Curiosity is the natural and innate capacity for inquisitiveness, evident in the observation of many animal species, and in the aspect of living beings that engenders exploration, investigation and learning. Curiosity is part of the human instinct, as it makes a being explore the universe around him, compiling new information that he already has. Any picturesque information is also called that way. In particular, many observers think that curiosity is a special kind of the larger category: information seeking.
Philosopher and psychologist William James called curiosity "the drive for better cognition," which means it's the desire to understand what you know you don't know. He noted that, in children, it leads them to objects of romance, sensational qualities - which is "bright, vivid, surprising". This first definition of curiosity, he said, later gives way to a "higher and more intellectual form" - an impulse towards more complete scientific and philosophical knowledge. Psychologist-educators G. Stanley Hall and Theodate L. Smith (1903) pioneered some of the early experimental work on the development of curiosity, collecting questionnaires and child biographies of mothers on the development of interest and curiosity. The history of animal curiosity studies is almost as long as the history of the study of human curiosity. Ivan Pavlov, for example, wrote about the behavior of spontaneous orientation in dogs to new stimuli (which he called the "What is it?" reflex) as a form of curiosity. In the mid-twentieth century, exploratory behavior in animals began to fascinate psychologists, in part because of the challenge of integrating it into rigorous behaviorist approaches. Some behaviorists counted curiosity as a basic drive, effectively forgoing providing a direct cause. This ploy proved useful even as behaviorism declined in popularity. For example, this vision was realized by Harry Harlow, the psychologist known for demonstrating that infantile rhesus monkeys prefer the company of a soft surrogate mother over a bare wire mother. Harlow referred to curiosity as a basic drive in its own right - a "manipulative motive" - that drives organisms to engage in puzzle-solving behavior that did not involve tangible reward.
The evolution of curiosity
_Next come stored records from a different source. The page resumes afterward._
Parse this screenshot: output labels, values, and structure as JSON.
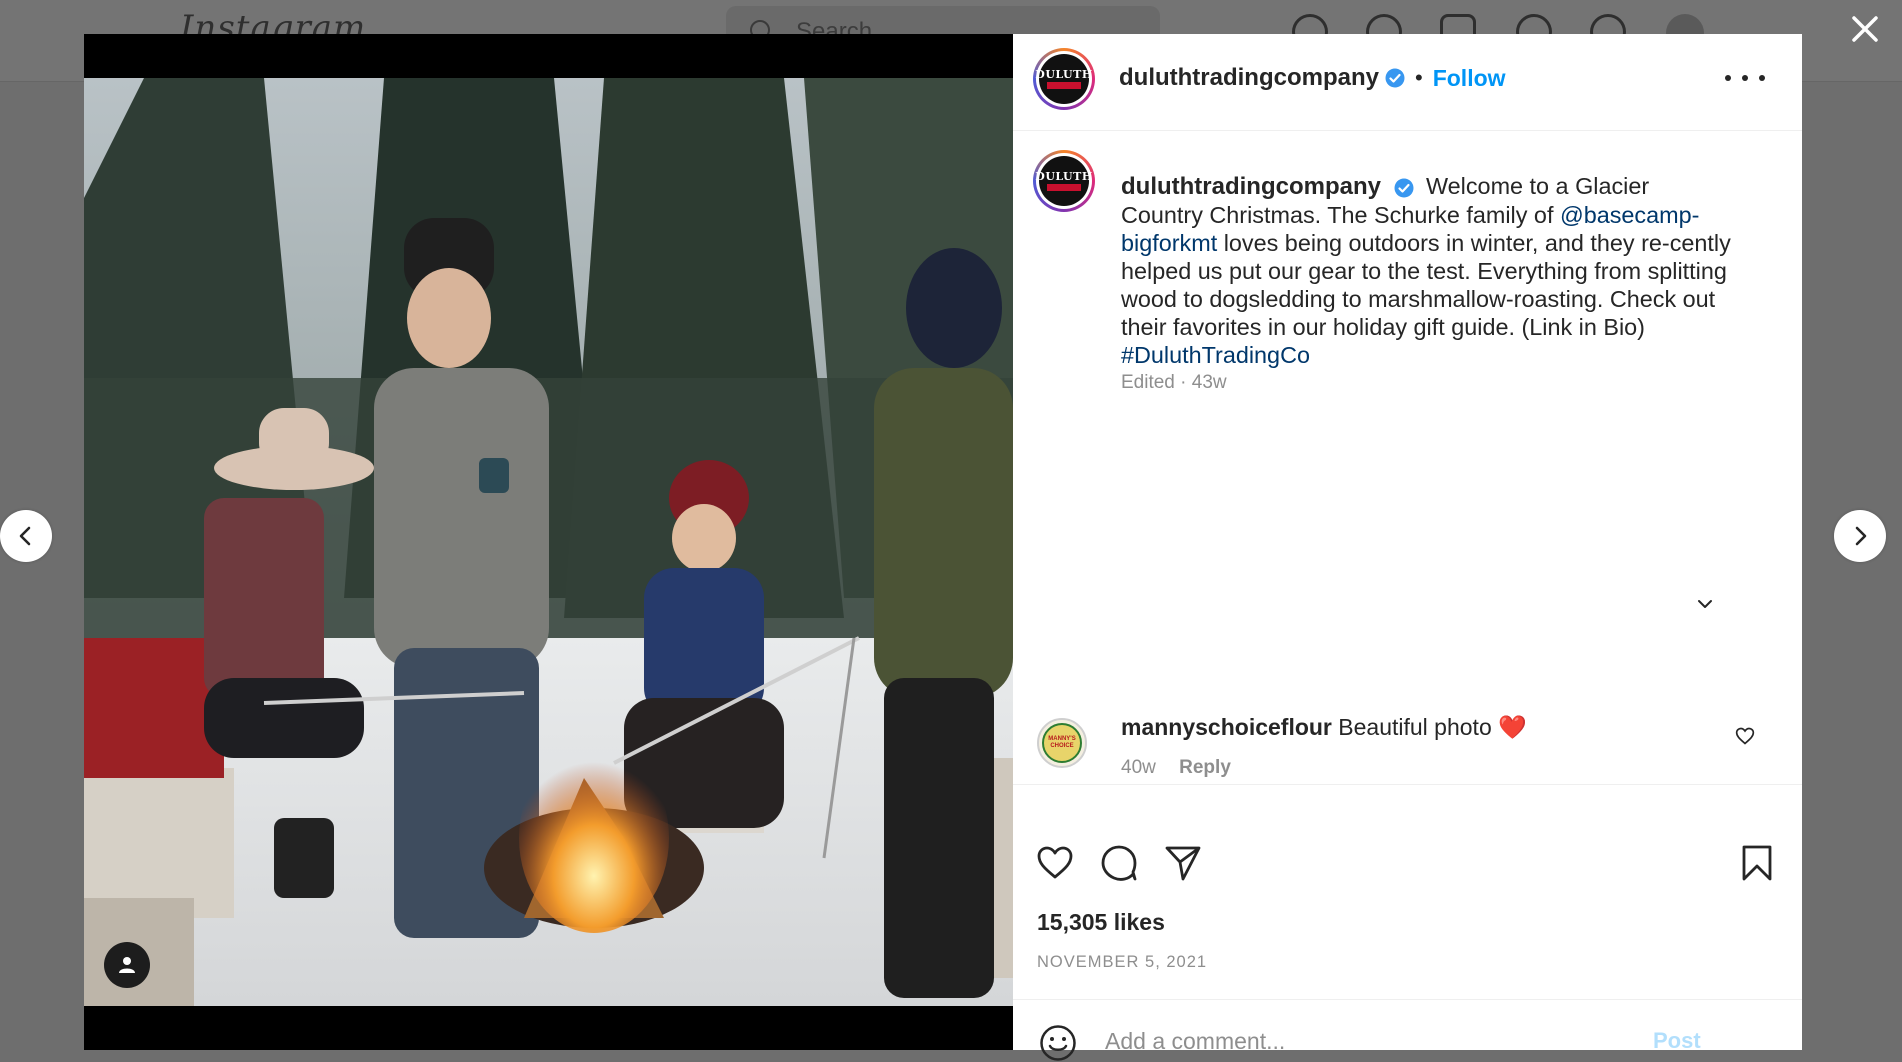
{
  "background": {
    "logo": "Instagram",
    "search_placeholder": "Search"
  },
  "post": {
    "username": "duluthtradingcompany",
    "follow_label": "Follow",
    "separator": "•",
    "caption_intro": "Welcome to a Glacier Country Christmas. The Schurke family of ",
    "caption_mention": "@basecamp-bigforkmt",
    "caption_body": " loves being outdoors in winter, and they re-cently helped us put our gear to the test. Everything from splitting wood to dogsledding to marshmallow-roasting. Check out their favorites in our holiday gift guide. (Link in Bio) ",
    "caption_hashtag": "#DuluthTradingCo",
    "caption_meta": "Edited · 43w",
    "avatar_text": "DULUTH"
  },
  "comments": [
    {
      "username": "mannyschoiceflour",
      "text": "Beautiful photo ❤️",
      "age": "40w",
      "reply_label": "Reply",
      "avatar_text": "MANNY'S CHOICE"
    }
  ],
  "stats": {
    "likes": "15,305 likes",
    "date": "NOVEMBER 5, 2021"
  },
  "composer": {
    "placeholder": "Add a comment...",
    "post_label": "Post"
  },
  "icons": {
    "close": "close-icon",
    "prev": "chevron-left-icon",
    "next": "chevron-right-icon",
    "more": "more-options-icon",
    "like": "heart-icon",
    "comment": "comment-icon",
    "share": "share-icon",
    "save": "bookmark-icon",
    "emoji": "emoji-icon",
    "tag": "user-tag-icon",
    "verified": "verified-badge-icon",
    "expand": "chevron-down-icon"
  },
  "colors": {
    "accent": "#0095f6",
    "link": "#00376b",
    "muted": "#8e8e8e",
    "text": "#262626",
    "overlay": "#6e6e6e"
  }
}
Information allows for better choices, more efficient searching, and more sophisticated comparisons. The acquisition of information is the main evolutionary objective of the sense organs. In this way, it is possible to affirm that curiosity was and continues to be one of the main drivers of human evolution throughout history. Research indicates that our society only reached the current levels in relation to the organization as a result of the joint action of collective curiosity.
There are several different types of curiosity. Psychologist Daniel Berlyne distinguished between the types of curiosity most commonly exhibited by humans and non-humans along two dimensions: perceptual versus epistemic, and specific versus diverse. Perceptive curiosity refers to the driving force that motivates organisms to seek new stimuli, which decreases with continuous exposure. It is the main driver of exploratory behavior in non-human animals and potentially also human children, as well as a possible driving force in the exploitation of human adults. The opposite perceptual curiosity was epistemic curiosity, it can be described as an impulse aiming "not only to gain access to stimulation with information, capable of dispelling the uncertainties of the moment, but also to acquire knowledge". Epistemic curiosity can be said to apply predominantly to human beings,